Web analytics has been the backbone behind a lot of digital marketing and advertising, giving site owners detailed info on who’s looking at their site and what they spend the most time and money on. By 2028, the industry is projected to be worth $550 billion, and the unyielding king of the market today is Google.
Google started their dive into the web analytics industry in 2005 by buying out Urchin, one of the biggest web analytics providers at the time. Using Urchin’s technology Google unveiled Google Analytics. Google Analytics represented the best analytic technology of the time, helping Google directly market across their site and offering detailed tag data, data which tracks users as an entity.
By 2012 Google Analytics only continued to grow by creating Universal Analytics. This would and has served as the new base behind Google Analytics since. Universal Analytics (UA) assigned specific user IDs to users that allowed site owners to track them across multiple devices and platforms.
This really opened the range of what Google Analytics could offer to its users. Even as recently as 2016 big changes like machine learning have been added to improve the system. Today over 28 million active sites are using UA as the backbone to their web analytics.
Recently though, this is all subject to change. In 2020, Google Analytics 4 or GA4 was introduced as the new backbone behind Google Analytics. Although UA is still offered, it will be shut down on July 1st, 2023. This means that within about a year GA4 will be the only option offered by Google.
This new system will offer a slew of benefits.

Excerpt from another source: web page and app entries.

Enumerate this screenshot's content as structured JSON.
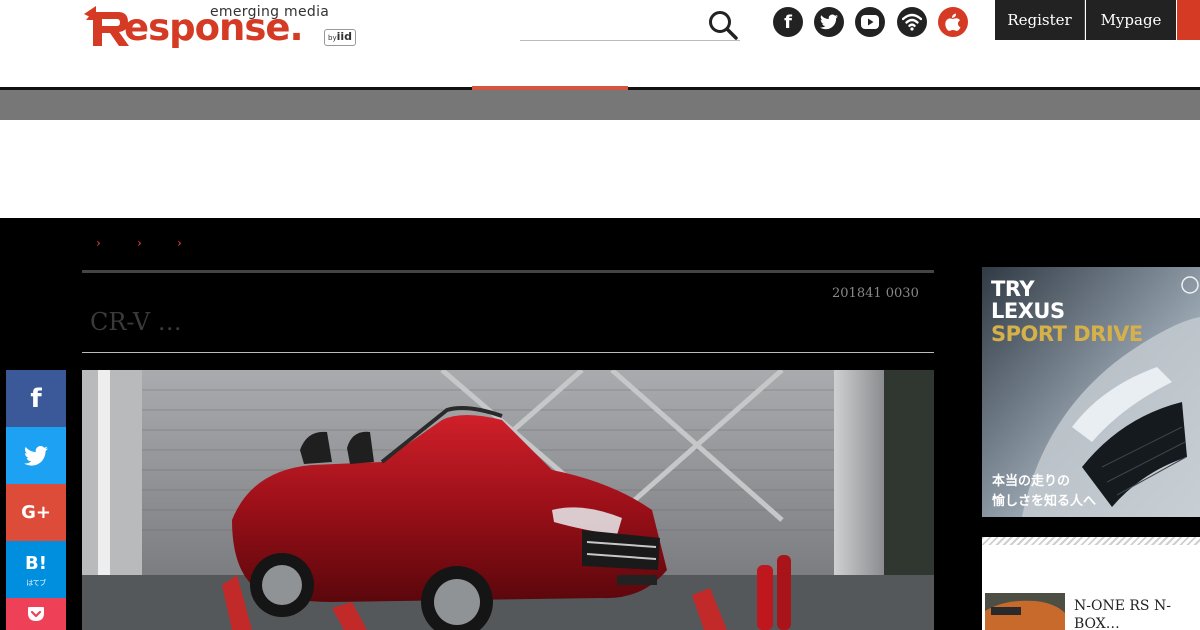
{
  "header": {
    "logo": {
      "tagline": "emerging media",
      "wordmark": "esponse.",
      "by": "by",
      "iid": "iid"
    },
    "search": {
      "placeholder": ""
    },
    "social": [
      {
        "name": "facebook-icon",
        "glyph": "f",
        "bg": "#222222"
      },
      {
        "name": "twitter-icon",
        "glyph": "",
        "bg": "#222222"
      },
      {
        "name": "youtube-icon",
        "glyph": "",
        "bg": "#222222"
      },
      {
        "name": "rss-icon",
        "glyph": "",
        "bg": "#222222"
      },
      {
        "name": "apple-icon",
        "glyph": "",
        "bg": "#d53a24"
      }
    ],
    "register_label": "Register",
    "mypage_label": "Mypage"
  },
  "colors": {
    "brand": "#d53a24",
    "dark": "#222222",
    "nav_gray": "#777777"
  },
  "breadcrumb": {
    "separator": "›"
  },
  "article": {
    "date": "201841 0030",
    "title": "CR-V …"
  },
  "share": [
    {
      "name": "facebook-share",
      "glyph": "f",
      "bg": "#3b5998"
    },
    {
      "name": "twitter-share",
      "glyph": "",
      "bg": "#1da1f2"
    },
    {
      "name": "googleplus-share",
      "glyph": "G+",
      "bg": "#dd4b39"
    },
    {
      "name": "hatena-share",
      "glyph": "B!",
      "sub": "はてブ",
      "bg": "#008fde"
    },
    {
      "name": "pocket-share",
      "glyph": "",
      "bg": "#ee4056"
    }
  ],
  "sidebar": {
    "ad": {
      "line1": "TRY",
      "line2": "LEXUS",
      "line3": "SPORT DRIVE",
      "jp1": "本当の走りの",
      "jp2": "愉しさを知る人へ"
    },
    "ranking": [
      {
        "title": "N-ONE RS  N-BOX…"
      }
    ]
  }
}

It can track users across platforms but also apps, it offers far more detailed data and time tracking, it prioritizes the privacy of each site user more, and it can give predictive analyses such as a purchase probability.
New factors like these make it obvious why Google wants to promote their new system, although Google is unfortunately not offering any direct upgrade paths to current users of UA. This makes it a lot harder for current site owners to safely and cleanly make the transition.
Consequently, many site owners have opted to find an analytics partner to help them through that process. Any business that’s looking to upgrade themselves will need to familiarize themselves with GA4, recode existing tags, and redo their dashboarding. GA4 is the future of web analytics, but Google needs to make sure not to leave existing users in the dust in the process.